I prefer to let my donkeys ride untied and loose in the pens I have created. If I am on a short trip (8 hours or less) and I am traveling with a jack I don’t trust I will tie him. I make sure that I tie him short enough that he can’t get his head below his knees so that he can’t get a leg over the rope and get in trouble, and so that he can’t get at the other donkeys. Because donkeys are logistically smaller with regard to interior space than horses they have room to move around and be comfortable. I make sure that my donkeys have room in their pens to turn around and to lie down. I do crowd my donkeys in the trailer and I think that is one of the reasons they travel well. When I hauled a group of donkeys in one pen in my trailer for the first time I worried so much about how much space to give them. When I stopped for the first time I ran back and jumped on the fender of my trailer to see how they were doing and saw that they were grouped tightly in the center of the trailer, and mostly facing backwards,  rather than spread out with lots of room between them. This has remained true with all my travel and is one of the very good reasons to avoid tying the donkeys if possible.

I do not make frequent stops for the donkeys and I NEVER unload them until I get to my destination. Think about it. Every time I stop and look in at my donkeys they mill around and are at attention thinking something new is happening. If I just drive and leave them alone they eat, sleep, and are calm. Traveling with horses can be different because they will not look after themselves like donkeys do while they are going down the road. Unloading donkeys poses a safety risk, along with exciting them which is counterproductive to your calm travel experience. When you unload your animals they can get away from you because of the unfamiliar surroundings, they may not want to load again, and they are exposed to potential health risks. Many people tell me they stop every four hours and take the donkeys out to stretch their legs. This must drive the donkeys crazy. It is so much preferable to get to your destination as succinctly as possible and be done.

This article certainly does not cover all the considerations possible when contemplating traveling with donkeys but I hope I have touched on the high points. As is always true, I am happy to answer any questions you may have.
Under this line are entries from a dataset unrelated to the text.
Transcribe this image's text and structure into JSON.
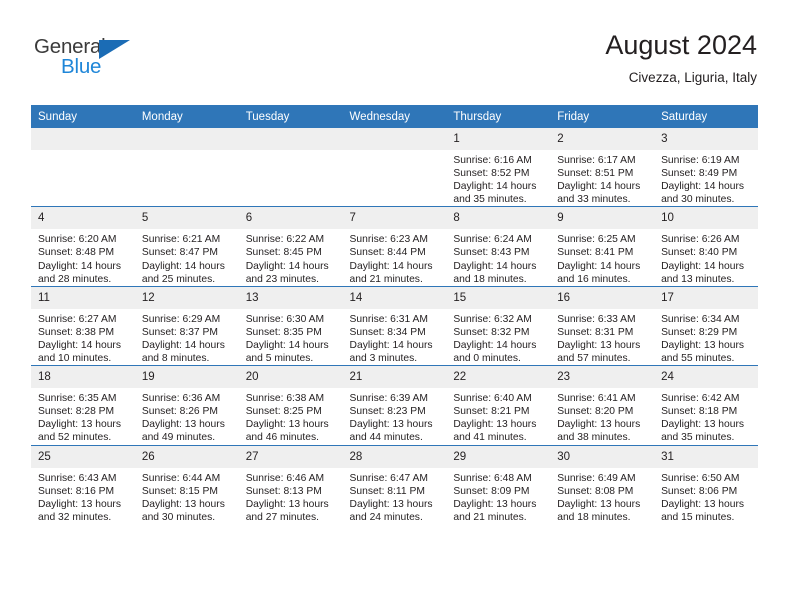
{
  "brand": {
    "name_part1": "General",
    "name_part2": "Blue",
    "triangle_color": "#1b6cb5",
    "blue_color": "#1f86d8"
  },
  "header": {
    "title": "August 2024",
    "subtitle": "Civezza, Liguria, Italy"
  },
  "theme": {
    "header_blue": "#2f76b8",
    "daynum_bg": "#efefef",
    "text": "#231f20"
  },
  "weekday_headers": [
    "Sunday",
    "Monday",
    "Tuesday",
    "Wednesday",
    "Thursday",
    "Friday",
    "Saturday"
  ],
  "labels": {
    "sunrise_prefix": "Sunrise:",
    "sunset_prefix": "Sunset:",
    "daylight_prefix": "Daylight:"
  },
  "weeks": [
    [
      {
        "day": "",
        "sunrise": "",
        "sunset": "",
        "daylight": ""
      },
      {
        "day": "",
        "sunrise": "",
        "sunset": "",
        "daylight": ""
      },
      {
        "day": "",
        "sunrise": "",
        "sunset": "",
        "daylight": ""
      },
      {
        "day": "",
        "sunrise": "",
        "sunset": "",
        "daylight": ""
      },
      {
        "day": "1",
        "sunrise": "Sunrise: 6:16 AM",
        "sunset": "Sunset: 8:52 PM",
        "daylight": "Daylight: 14 hours and 35 minutes."
      },
      {
        "day": "2",
        "sunrise": "Sunrise: 6:17 AM",
        "sunset": "Sunset: 8:51 PM",
        "daylight": "Daylight: 14 hours and 33 minutes."
      },
      {
        "day": "3",
        "sunrise": "Sunrise: 6:19 AM",
        "sunset": "Sunset: 8:49 PM",
        "daylight": "Daylight: 14 hours and 30 minutes."
      }
    ],
    [
      {
        "day": "4",
        "sunrise": "Sunrise: 6:20 AM",
        "sunset": "Sunset: 8:48 PM",
        "daylight": "Daylight: 14 hours and 28 minutes."
      },
      {
        "day": "5",
        "sunrise": "Sunrise: 6:21 AM",
        "sunset": "Sunset: 8:47 PM",
        "daylight": "Daylight: 14 hours and 25 minutes."
      },
      {
        "day": "6",
        "sunrise": "Sunrise: 6:22 AM",
        "sunset": "Sunset: 8:45 PM",
        "daylight": "Daylight: 14 hours and 23 minutes."
      },
      {
        "day": "7",
        "sunrise": "Sunrise: 6:23 AM",
        "sunset": "Sunset: 8:44 PM",
        "daylight": "Daylight: 14 hours and 21 minutes."
      },
      {
        "day": "8",
        "sunrise": "Sunrise: 6:24 AM",
        "sunset": "Sunset: 8:43 PM",
        "daylight": "Daylight: 14 hours and 18 minutes."
      },
      {
        "day": "9",
        "sunrise": "Sunrise: 6:25 AM",
        "sunset": "Sunset: 8:41 PM",
        "daylight": "Daylight: 14 hours and 16 minutes."
      },
      {
        "day": "10",
        "sunrise": "Sunrise: 6:26 AM",
        "sunset": "Sunset: 8:40 PM",
        "daylight": "Daylight: 14 hours and 13 minutes."
      }
    ],
    [
      {
        "day": "11",
        "sunrise": "Sunrise: 6:27 AM",
        "sunset": "Sunset: 8:38 PM",
        "daylight": "Daylight: 14 hours and 10 minutes."
      },
      {
        "day": "12",
        "sunrise": "Sunrise: 6:29 AM",
        "sunset": "Sunset: 8:37 PM",
        "daylight": "Daylight: 14 hours and 8 minutes."
      },
      {
        "day": "13",
        "sunrise": "Sunrise: 6:30 AM",
        "sunset": "Sunset: 8:35 PM",
        "daylight": "Daylight: 14 hours and 5 minutes."
      },
      {
        "day": "14",
        "sunrise": "Sunrise: 6:31 AM",
        "sunset": "Sunset: 8:34 PM",
        "daylight": "Daylight: 14 hours and 3 minutes."
      },
      {
        "day": "15",
        "sunrise": "Sunrise: 6:32 AM",
        "sunset": "Sunset: 8:32 PM",
        "daylight": "Daylight: 14 hours and 0 minutes."
      },
      {
        "day": "16",
        "sunrise": "Sunrise: 6:33 AM",
        "sunset": "Sunset: 8:31 PM",
        "daylight": "Daylight: 13 hours and 57 minutes."
      },
      {
        "day": "17",
        "sunrise": "Sunrise: 6:34 AM",
        "sunset": "Sunset: 8:29 PM",
        "daylight": "Daylight: 13 hours and 55 minutes."
      }
    ],
    [
      {
        "day": "18",
        "sunrise": "Sunrise: 6:35 AM",
        "sunset": "Sunset: 8:28 PM",
        "daylight": "Daylight: 13 hours and 52 minutes."
      },
      {
        "day": "19",
        "sunrise": "Sunrise: 6:36 AM",
        "sunset": "Sunset: 8:26 PM",
        "daylight": "Daylight: 13 hours and 49 minutes."
      },
      {
        "day": "20",
        "sunrise": "Sunrise: 6:38 AM",
        "sunset": "Sunset: 8:25 PM",
        "daylight": "Daylight: 13 hours and 46 minutes."
      },
      {
        "day": "21",
        "sunrise": "Sunrise: 6:39 AM",
        "sunset": "Sunset: 8:23 PM",
        "daylight": "Daylight: 13 hours and 44 minutes."
      },
      {
        "day": "22",
        "sunrise": "Sunrise: 6:40 AM",
        "sunset": "Sunset: 8:21 PM",
        "daylight": "Daylight: 13 hours and 41 minutes."
      },
      {
        "day": "23",
        "sunrise": "Sunrise: 6:41 AM",
        "sunset": "Sunset: 8:20 PM",
        "daylight": "Daylight: 13 hours and 38 minutes."
      },
      {
        "day": "24",
        "sunrise": "Sunrise: 6:42 AM",
        "sunset": "Sunset: 8:18 PM",
        "daylight": "Daylight: 13 hours and 35 minutes."
      }
    ],
    [
      {
        "day": "25",
        "sunrise": "Sunrise: 6:43 AM",
        "sunset": "Sunset: 8:16 PM",
        "daylight": "Daylight: 13 hours and 32 minutes."
      },
      {
        "day": "26",
        "sunrise": "Sunrise: 6:44 AM",
        "sunset": "Sunset: 8:15 PM",
        "daylight": "Daylight: 13 hours and 30 minutes."
      },
      {
        "day": "27",
        "sunrise": "Sunrise: 6:46 AM",
        "sunset": "Sunset: 8:13 PM",
        "daylight": "Daylight: 13 hours and 27 minutes."
      },
      {
        "day": "28",
        "sunrise": "Sunrise: 6:47 AM",
        "sunset": "Sunset: 8:11 PM",
        "daylight": "Daylight: 13 hours and 24 minutes."
      },
      {
        "day": "29",
        "sunrise": "Sunrise: 6:48 AM",
        "sunset": "Sunset: 8:09 PM",
        "daylight": "Daylight: 13 hours and 21 minutes."
      },
      {
        "day": "30",
        "sunrise": "Sunrise: 6:49 AM",
        "sunset": "Sunset: 8:08 PM",
        "daylight": "Daylight: 13 hours and 18 minutes."
      },
      {
        "day": "31",
        "sunrise": "Sunrise: 6:50 AM",
        "sunset": "Sunset: 8:06 PM",
        "daylight": "Daylight: 13 hours and 15 minutes."
      }
    ]
  ]
}
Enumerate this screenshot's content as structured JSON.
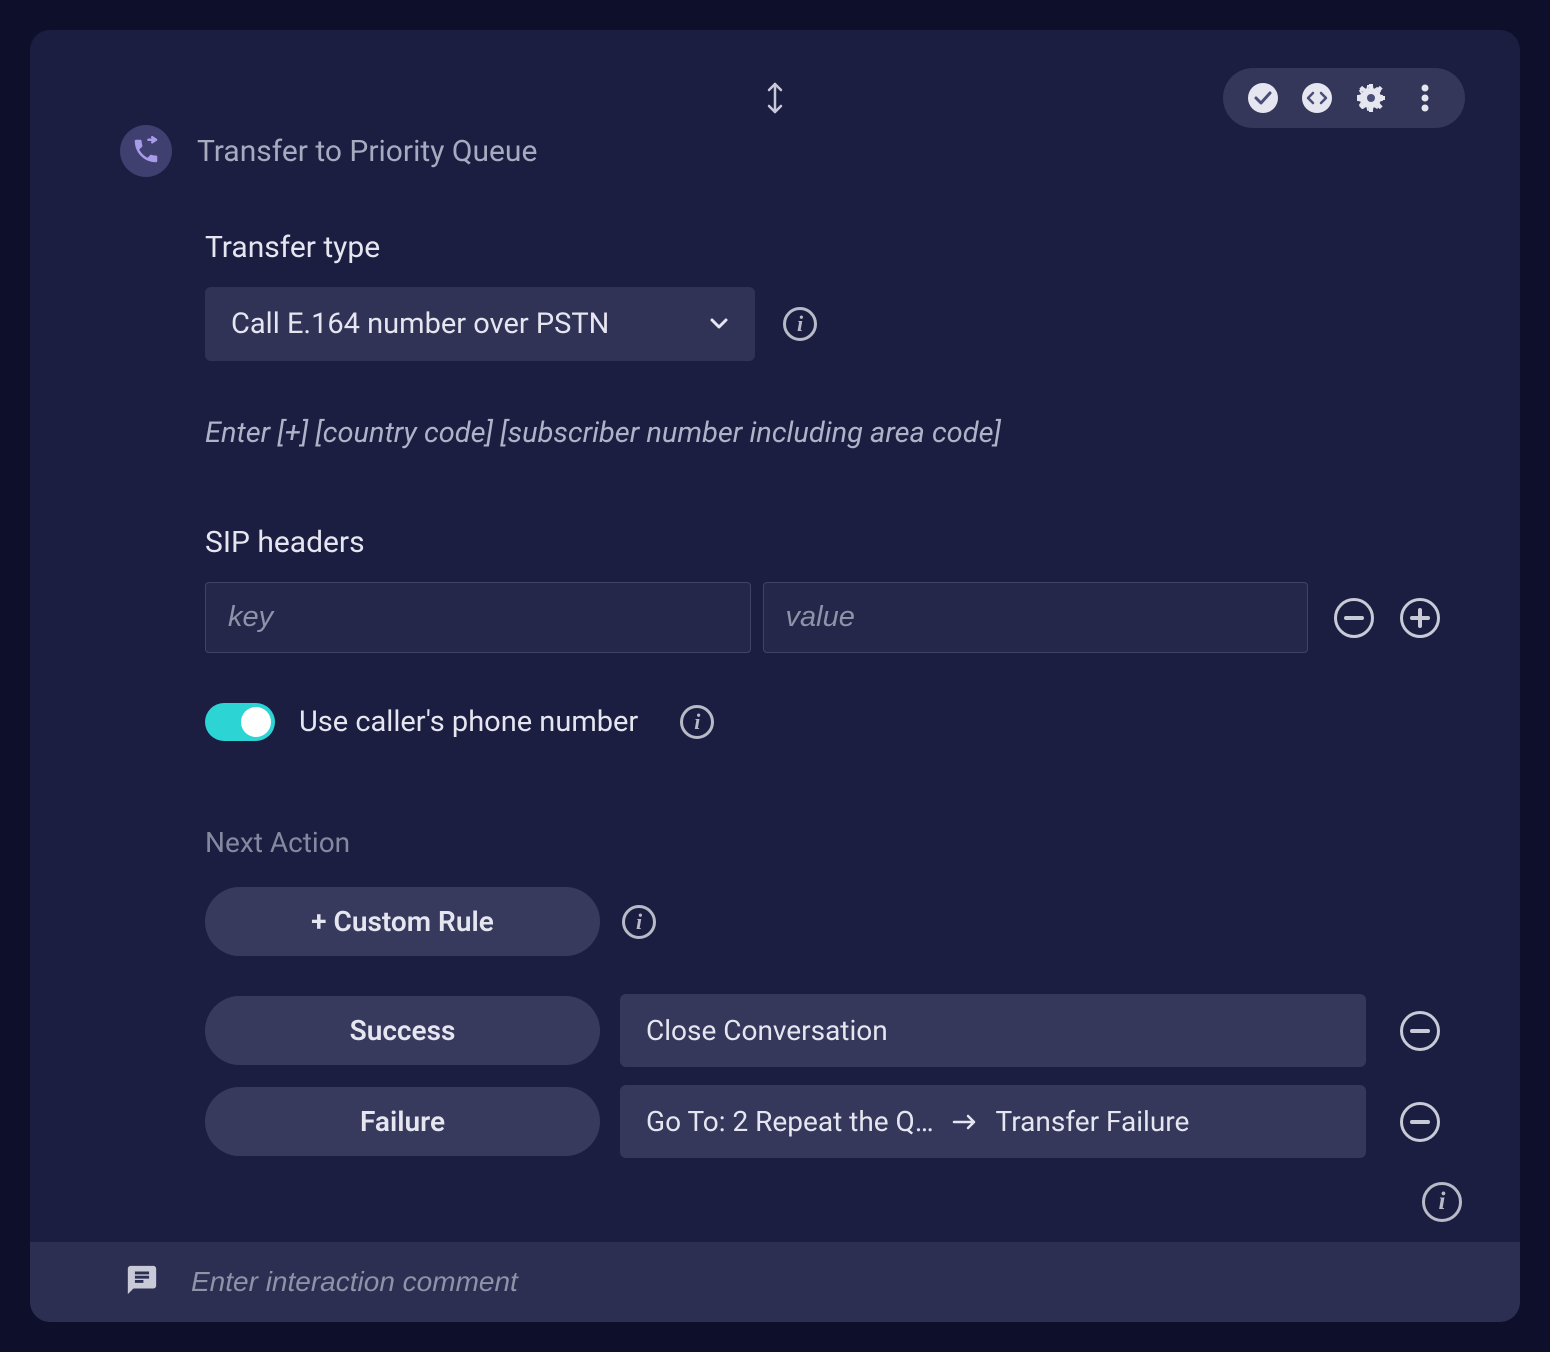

The bottom line with donkeys is that if you use common sense, and follow some of the guidelines I have set forth here, travel can be easy and fun for both you and your donkeys! Happy Summer!